======== Records to process
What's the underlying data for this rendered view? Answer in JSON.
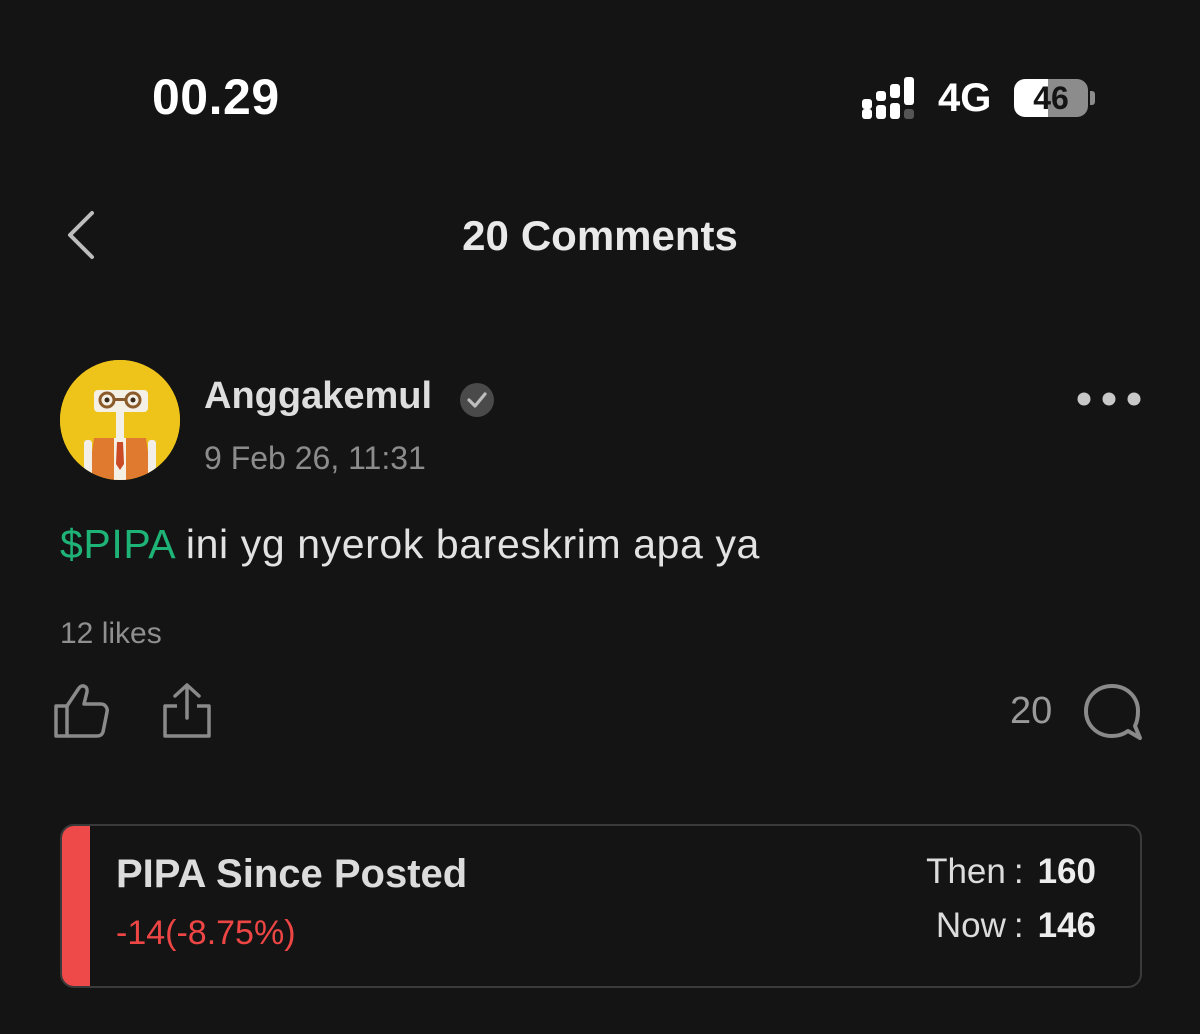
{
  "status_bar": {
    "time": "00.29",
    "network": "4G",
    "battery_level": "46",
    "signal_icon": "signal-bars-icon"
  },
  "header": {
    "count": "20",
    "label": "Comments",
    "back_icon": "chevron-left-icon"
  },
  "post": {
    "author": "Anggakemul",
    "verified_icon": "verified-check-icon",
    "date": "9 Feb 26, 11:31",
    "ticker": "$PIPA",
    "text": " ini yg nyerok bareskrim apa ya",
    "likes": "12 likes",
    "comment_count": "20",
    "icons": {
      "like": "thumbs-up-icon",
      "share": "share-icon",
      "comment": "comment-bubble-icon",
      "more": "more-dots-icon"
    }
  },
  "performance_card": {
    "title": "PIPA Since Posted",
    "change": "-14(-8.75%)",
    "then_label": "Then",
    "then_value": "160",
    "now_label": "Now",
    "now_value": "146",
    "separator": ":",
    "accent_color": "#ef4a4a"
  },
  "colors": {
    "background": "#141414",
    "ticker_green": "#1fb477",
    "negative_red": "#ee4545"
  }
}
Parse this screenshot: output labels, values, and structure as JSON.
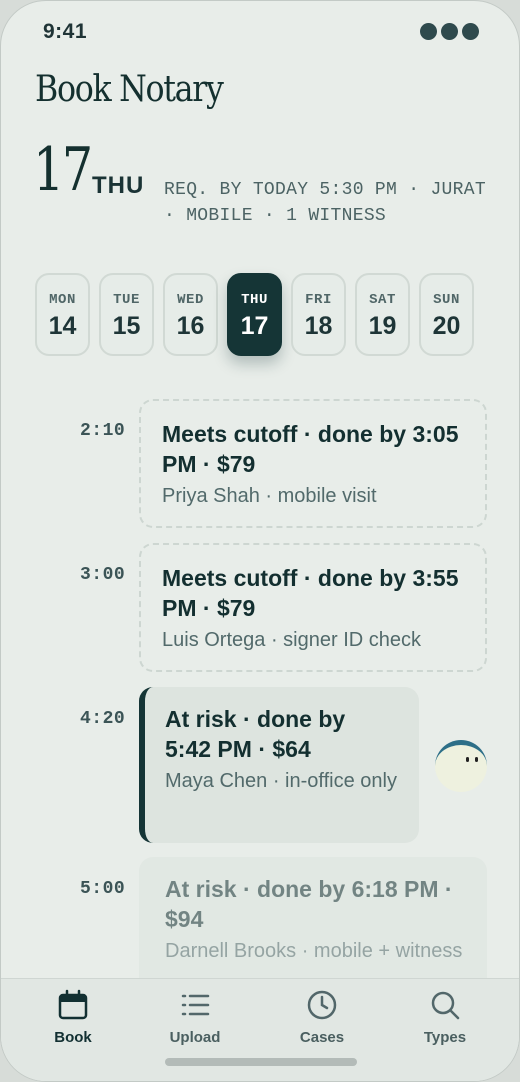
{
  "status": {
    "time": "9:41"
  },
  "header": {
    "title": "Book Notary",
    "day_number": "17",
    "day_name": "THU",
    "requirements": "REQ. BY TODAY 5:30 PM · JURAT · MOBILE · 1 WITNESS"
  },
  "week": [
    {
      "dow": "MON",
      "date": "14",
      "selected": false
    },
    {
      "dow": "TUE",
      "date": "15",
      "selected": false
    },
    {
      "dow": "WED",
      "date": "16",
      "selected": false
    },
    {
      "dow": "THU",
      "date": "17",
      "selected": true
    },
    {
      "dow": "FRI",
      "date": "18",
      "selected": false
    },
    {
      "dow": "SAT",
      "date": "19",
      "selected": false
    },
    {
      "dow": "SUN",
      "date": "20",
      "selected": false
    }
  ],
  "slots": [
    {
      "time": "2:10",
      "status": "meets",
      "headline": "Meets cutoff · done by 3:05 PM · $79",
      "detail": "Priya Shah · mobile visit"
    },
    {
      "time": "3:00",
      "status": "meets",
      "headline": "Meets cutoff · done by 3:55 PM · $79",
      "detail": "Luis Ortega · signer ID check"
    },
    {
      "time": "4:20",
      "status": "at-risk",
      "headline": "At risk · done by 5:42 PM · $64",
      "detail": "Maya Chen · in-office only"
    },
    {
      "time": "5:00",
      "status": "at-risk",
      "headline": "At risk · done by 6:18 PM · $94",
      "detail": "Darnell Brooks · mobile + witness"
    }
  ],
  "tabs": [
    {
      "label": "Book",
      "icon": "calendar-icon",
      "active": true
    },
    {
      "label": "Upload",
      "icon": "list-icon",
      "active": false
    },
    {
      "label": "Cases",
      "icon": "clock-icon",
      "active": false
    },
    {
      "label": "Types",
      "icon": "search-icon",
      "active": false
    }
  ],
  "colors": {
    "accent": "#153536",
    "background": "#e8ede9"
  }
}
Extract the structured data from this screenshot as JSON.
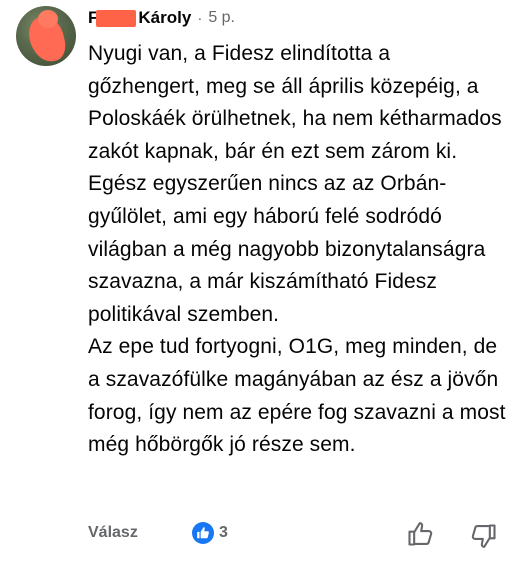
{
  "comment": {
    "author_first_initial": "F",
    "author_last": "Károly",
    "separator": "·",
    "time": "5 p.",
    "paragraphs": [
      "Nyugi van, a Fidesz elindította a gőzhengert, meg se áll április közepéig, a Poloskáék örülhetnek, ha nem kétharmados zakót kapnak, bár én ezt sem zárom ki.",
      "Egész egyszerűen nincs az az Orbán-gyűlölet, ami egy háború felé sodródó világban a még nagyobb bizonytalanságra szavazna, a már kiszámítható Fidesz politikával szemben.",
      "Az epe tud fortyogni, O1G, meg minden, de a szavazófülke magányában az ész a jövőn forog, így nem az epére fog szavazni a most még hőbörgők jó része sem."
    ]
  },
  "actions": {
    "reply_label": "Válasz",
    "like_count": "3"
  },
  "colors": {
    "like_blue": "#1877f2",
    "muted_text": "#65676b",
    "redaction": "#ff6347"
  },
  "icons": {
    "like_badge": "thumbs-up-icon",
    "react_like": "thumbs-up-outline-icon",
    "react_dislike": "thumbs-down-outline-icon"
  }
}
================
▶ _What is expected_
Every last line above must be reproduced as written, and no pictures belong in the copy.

▶ _Task output_
What's the underlying data for this rendered view? Answer in JSON.
{
  "status_bar": {
    "time": "00.29",
    "network": "4G",
    "battery_level": "46",
    "signal_icon": "signal-bars-icon"
  },
  "header": {
    "count": "20",
    "label": "Comments",
    "back_icon": "chevron-left-icon"
  },
  "post": {
    "author": "Anggakemul",
    "verified_icon": "verified-check-icon",
    "date": "9 Feb 26, 11:31",
    "ticker": "$PIPA",
    "text": " ini yg nyerok bareskrim apa ya",
    "likes": "12 likes",
    "comment_count": "20",
    "icons": {
      "like": "thumbs-up-icon",
      "share": "share-icon",
      "comment": "comment-bubble-icon",
      "more": "more-dots-icon"
    }
  },
  "performance_card": {
    "title": "PIPA Since Posted",
    "change": "-14(-8.75%)",
    "then_label": "Then",
    "then_value": "160",
    "now_label": "Now",
    "now_value": "146",
    "separator": ":",
    "accent_color": "#ef4a4a"
  },
  "colors": {
    "background": "#141414",
    "ticker_green": "#1fb477",
    "negative_red": "#ee4545"
  }
}
Parse this screenshot: output labels, values, and structure as JSON.
{
  "status": {
    "time": "9:41"
  },
  "header": {
    "title": "Book Notary",
    "day_number": "17",
    "day_name": "THU",
    "requirements": "REQ. BY TODAY 5:30 PM · JURAT · MOBILE · 1 WITNESS"
  },
  "week": [
    {
      "dow": "MON",
      "date": "14",
      "selected": false
    },
    {
      "dow": "TUE",
      "date": "15",
      "selected": false
    },
    {
      "dow": "WED",
      "date": "16",
      "selected": false
    },
    {
      "dow": "THU",
      "date": "17",
      "selected": true
    },
    {
      "dow": "FRI",
      "date": "18",
      "selected": false
    },
    {
      "dow": "SAT",
      "date": "19",
      "selected": false
    },
    {
      "dow": "SUN",
      "date": "20",
      "selected": false
    }
  ],
  "slots": [
    {
      "time": "2:10",
      "status": "meets",
      "headline": "Meets cutoff · done by 3:05 PM · $79",
      "detail": "Priya Shah · mobile visit"
    },
    {
      "time": "3:00",
      "status": "meets",
      "headline": "Meets cutoff · done by 3:55 PM · $79",
      "detail": "Luis Ortega · signer ID check"
    },
    {
      "time": "4:20",
      "status": "at-risk",
      "headline": "At risk · done by 5:42 PM · $64",
      "detail": "Maya Chen · in-office only"
    },
    {
      "time": "5:00",
      "status": "at-risk",
      "headline": "At risk · done by 6:18 PM · $94",
      "detail": "Darnell Brooks · mobile + witness"
    }
  ],
  "tabs": [
    {
      "label": "Book",
      "icon": "calendar-icon",
      "active": true
    },
    {
      "label": "Upload",
      "icon": "list-icon",
      "active": false
    },
    {
      "label": "Cases",
      "icon": "clock-icon",
      "active": false
    },
    {
      "label": "Types",
      "icon": "search-icon",
      "active": false
    }
  ],
  "colors": {
    "accent": "#153536",
    "background": "#e8ede9"
  }
}
Extract the structured data from this screenshot as JSON.
{
  "comment": {
    "author_first_initial": "F",
    "author_last": "Károly",
    "separator": "·",
    "time": "5 p.",
    "paragraphs": [
      "Nyugi van, a Fidesz elindította a gőzhengert, meg se áll április közepéig, a Poloskáék örülhetnek, ha nem kétharmados zakót kapnak, bár én ezt sem zárom ki.",
      "Egész egyszerűen nincs az az Orbán-gyűlölet, ami egy háború felé sodródó világban a még nagyobb bizonytalanságra szavazna, a már kiszámítható Fidesz politikával szemben.",
      "Az epe tud fortyogni, O1G, meg minden, de a szavazófülke magányában az ész a jövőn forog, így nem az epére fog szavazni a most még hőbörgők jó része sem."
    ]
  },
  "actions": {
    "reply_label": "Válasz",
    "like_count": "3"
  },
  "colors": {
    "like_blue": "#1877f2",
    "muted_text": "#65676b",
    "redaction": "#ff6347"
  },
  "icons": {
    "like_badge": "thumbs-up-icon",
    "react_like": "thumbs-up-outline-icon",
    "react_dislike": "thumbs-down-outline-icon"
  }
}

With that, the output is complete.